Copy out, from the entries below, each line holding the string "связанные".
....................
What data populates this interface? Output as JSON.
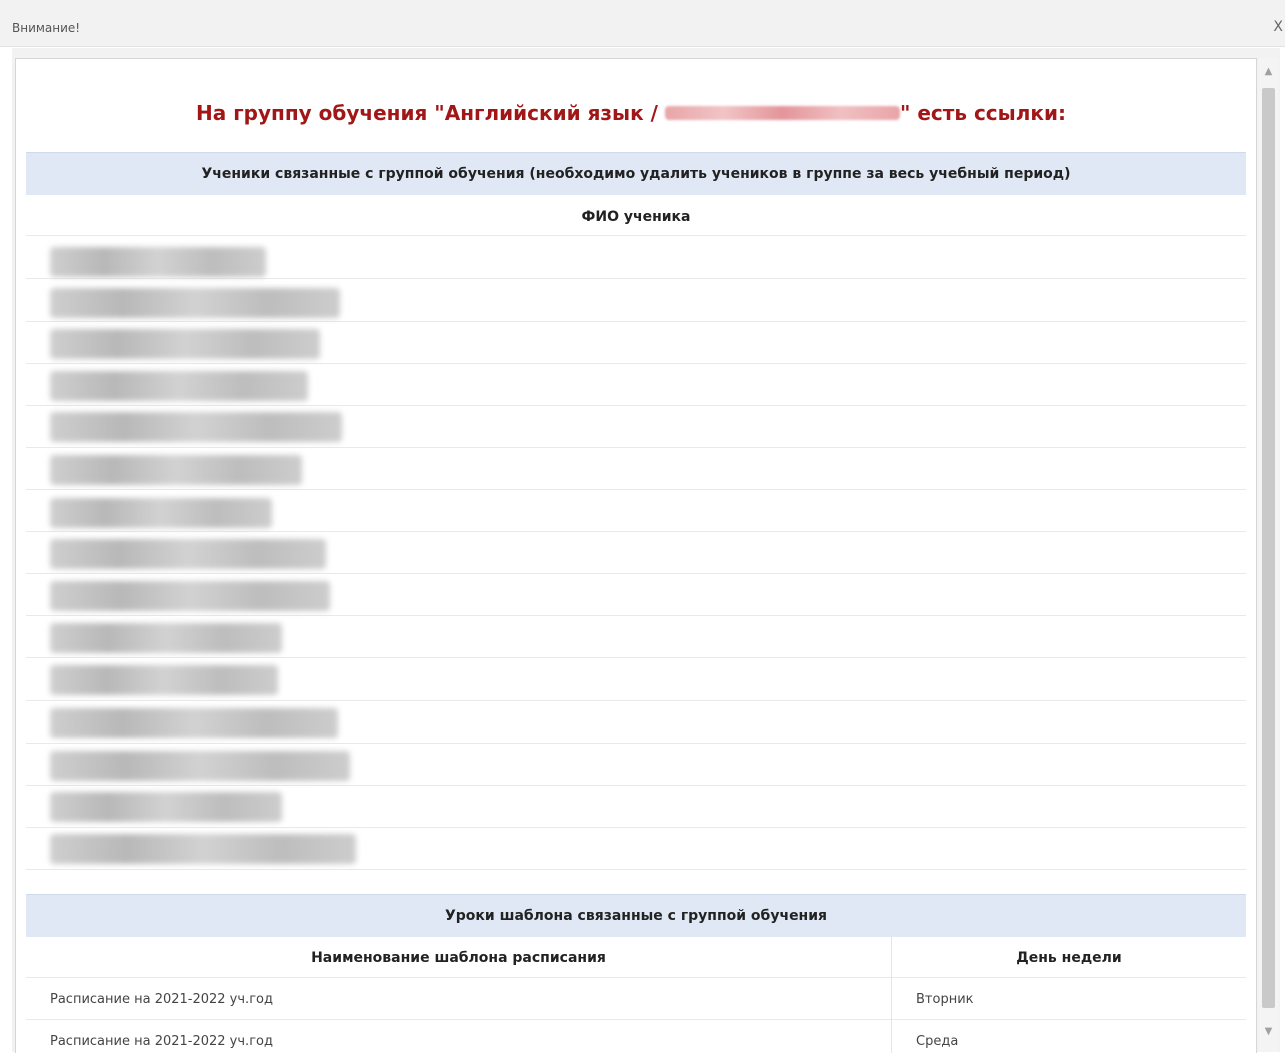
{
  "window": {
    "title": "Внимание!",
    "close_label": "X"
  },
  "heading": {
    "prefix": "На группу обучения \"Английский язык / ",
    "suffix": "\" есть ссылки:"
  },
  "students_section": {
    "title": "Ученики связанные с группой обучения (необходимо удалить учеников в группе за весь учебный период)",
    "column_header": "ФИО ученика"
  },
  "lessons_section": {
    "title": "Уроки шаблона связанные с группой обучения",
    "columns": [
      "Наименование шаблона расписания",
      "День недели"
    ],
    "rows": [
      {
        "template": "Расписание на 2021-2022 уч.год",
        "day": "Вторник"
      },
      {
        "template": "Расписание на 2021-2022 уч.год",
        "day": "Среда"
      }
    ]
  }
}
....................
> WRITTEN RESPONSE
    "title": "Ученики связанные с группой обучения (необходимо удалить учеников в группе за весь учебный период)",
    "title": "Уроки шаблона связанные с группой обучения",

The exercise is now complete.